Courtesy of the Robo Sapiens

A group of middle school students from Dacula, Georgia, is preparing for a world championship. This weekend the “Robo Sapiens” will head to Louisville, Kentucky for the 2018 VEX Robotics World Championship, where they will present the findings of their latest research on racist robots and bias in artificial intelligence.

Maura Currie / GPB

Throughout March, the Atlanta Science Festival is putting on events to celebrate science, technology, engineering and math (STEM). 

This year, it tried something new: The festival has partnered with the Center for Puppetry Arts to show kids how science and the arts come together. 

On Second Thought producer Maura Currie went to a workshop and brought back an audio postcard.

Photo courtesy of Peach State LSAMP

According to a National Science Foundation report from 2014, Hispanic college students received only 12 percent of science and engineering bachelor’s degrees and African-American students less than 9 percent.

The Peach State Louis Stokes Alliance for Minority Participation (LSAMP) funds and encourages students of color to get involved in more STEM majors. LSAMP provides stipends and career development opportunities  at six different colleges in Georgia. 

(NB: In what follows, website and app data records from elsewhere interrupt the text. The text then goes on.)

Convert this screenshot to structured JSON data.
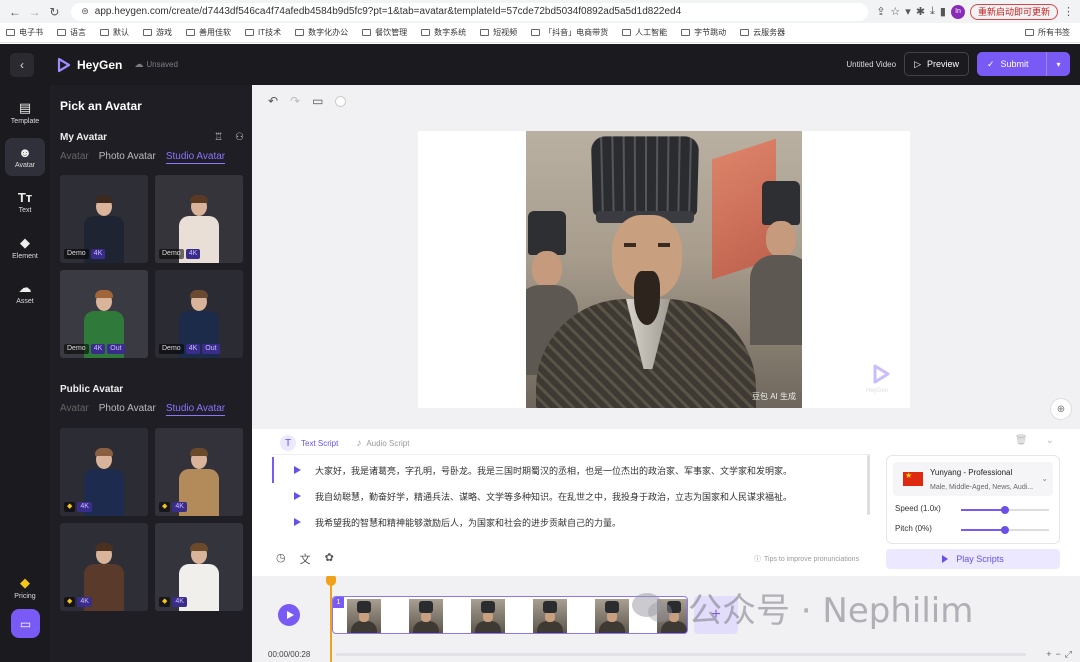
{
  "browser": {
    "url": "app.heygen.com/create/d7443df546ca4f74afedb4584b9d5fc9?pt=1&tab=avatar&templateId=57cde72bd5034f0892ad5a5d1d822ed4",
    "profile_initials": "In",
    "restart_label": "重新启动即可更新",
    "bookmarks": [
      "电子书",
      "语言",
      "默认",
      "游戏",
      "善用佳软",
      "IT技术",
      "数字化办公",
      "餐饮管理",
      "数字系统",
      "短视频",
      "「抖音」电商带货",
      "人工智能",
      "字节跳动",
      "云服务器"
    ],
    "bookmarks_right": "所有书签"
  },
  "header": {
    "brand": "HeyGen",
    "save_status": "Unsaved",
    "video_title": "Untitled Video",
    "preview_label": "Preview",
    "submit_label": "Submit"
  },
  "rail": {
    "items": [
      {
        "label": "Template",
        "icon": "template-icon"
      },
      {
        "label": "Avatar",
        "icon": "avatar-icon"
      },
      {
        "label": "Text",
        "icon": "text-icon"
      },
      {
        "label": "Element",
        "icon": "element-icon"
      },
      {
        "label": "Asset",
        "icon": "asset-icon"
      }
    ],
    "pricing_label": "Pricing"
  },
  "panel": {
    "title": "Pick an Avatar",
    "my_avatar": {
      "title": "My Avatar",
      "tabs": [
        "Avatar",
        "Photo Avatar",
        "Studio Avatar"
      ],
      "cards": [
        {
          "badges": [
            "Demo",
            "4K"
          ]
        },
        {
          "badges": [
            "Demo",
            "4K"
          ]
        },
        {
          "badges": [
            "Demo",
            "4K",
            "Out"
          ]
        },
        {
          "badges": [
            "Demo",
            "4K",
            "Out"
          ]
        }
      ]
    },
    "public_avatar": {
      "title": "Public Avatar",
      "tabs": [
        "Avatar",
        "Photo Avatar",
        "Studio Avatar"
      ],
      "cards": [
        {
          "badges": [
            "4K"
          ]
        },
        {
          "badges": [
            "4K"
          ]
        },
        {
          "badges": [
            "4K"
          ]
        },
        {
          "badges": [
            "4K"
          ]
        }
      ]
    }
  },
  "canvas": {
    "photo_caption": "豆包 AI 生成",
    "watermark": "HeyGen"
  },
  "script": {
    "tab_text": "Text Script",
    "tab_audio": "Audio Script",
    "lines": [
      "大家好，我是诸葛亮，字孔明，号卧龙。我是三国时期蜀汉的丞相，也是一位杰出的政治家、军事家、文学家和发明家。",
      "我自幼聪慧，勤奋好学，精通兵法、谋略、文学等多种知识。在乱世之中，我投身于政治，立志为国家和人民谋求福祉。",
      "我希望我的智慧和精神能够激励后人，为国家和社会的进步贡献自己的力量。"
    ],
    "tips": "Tips to improve pronunciations"
  },
  "voice": {
    "name": "Yunyang - Professional",
    "description": "Male, Middle-Aged, News, Audi...",
    "speed_label": "Speed (1.0x)",
    "speed_value": 0.5,
    "pitch_label": "Pitch (0%)",
    "pitch_value": 0.5,
    "play_label": "Play Scripts"
  },
  "timeline": {
    "time": "00:00/00:28",
    "clip_number": "1"
  },
  "watermark": {
    "text": "公众号 · Nephilim"
  },
  "colors": {
    "accent": "#7a5af5",
    "dark_bg": "#1a1a1f",
    "playhead": "#f0a21a"
  }
}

Gray's Reef National Marine Sanctuary

Students across the Southeast took part in an underwater robotics competition last weekend. Gray's Reef National Marine Sanctuary hosted the event and created a variety of challenges for the robots to complete. Each team had to build and program a remotely operated vehicle. GPB Savannah’s Gabrielle Ware was at the competition and brings us this audio postcard.

 

Dan Carsen / WBHM

Given thousands of related job openings but only hundreds of computer science college graduates, Alabama is trying to ramp up its computer science education. That includes a new policy allowing those classes to count toward core math graduation requirements. WBHM’s Dan Carsen concludes the Southern Education Desk series “Priming the Pipeline for STEM in the South” with a visit to a Birmingham-area class that’s leading the way.

Hoover High School junior Griffin Davis is all about his computer science class.

Lynn Hatter / WFSU

Florida students don’t have to take a foreign language to graduate from a public high school, but the state’s public university system does require at least two years of study in another language. Computer Coders have found a champion in Florida Senator Jeremy Ring. Ring, a former Yahoo! executive, believes coding and technology is an art, rather than a science. The Margate Democrat says why not broaden the language offerings? Instead of the usual suspects, like French or Spanish, and for those who are true romantics—Latin… why not something like Python? Or C++?

Grant Blankenship / GPB

First-graders at The Lovett School in Atlanta are learning geometry a bit differently than usual. They’re building three-dimensional cubes, using any materials they choose.

This approach follows a method The Lovett School calls “exploration based” learning. That is exactly the kind of method that State Superintendent Richard Woods looks for in educational programs.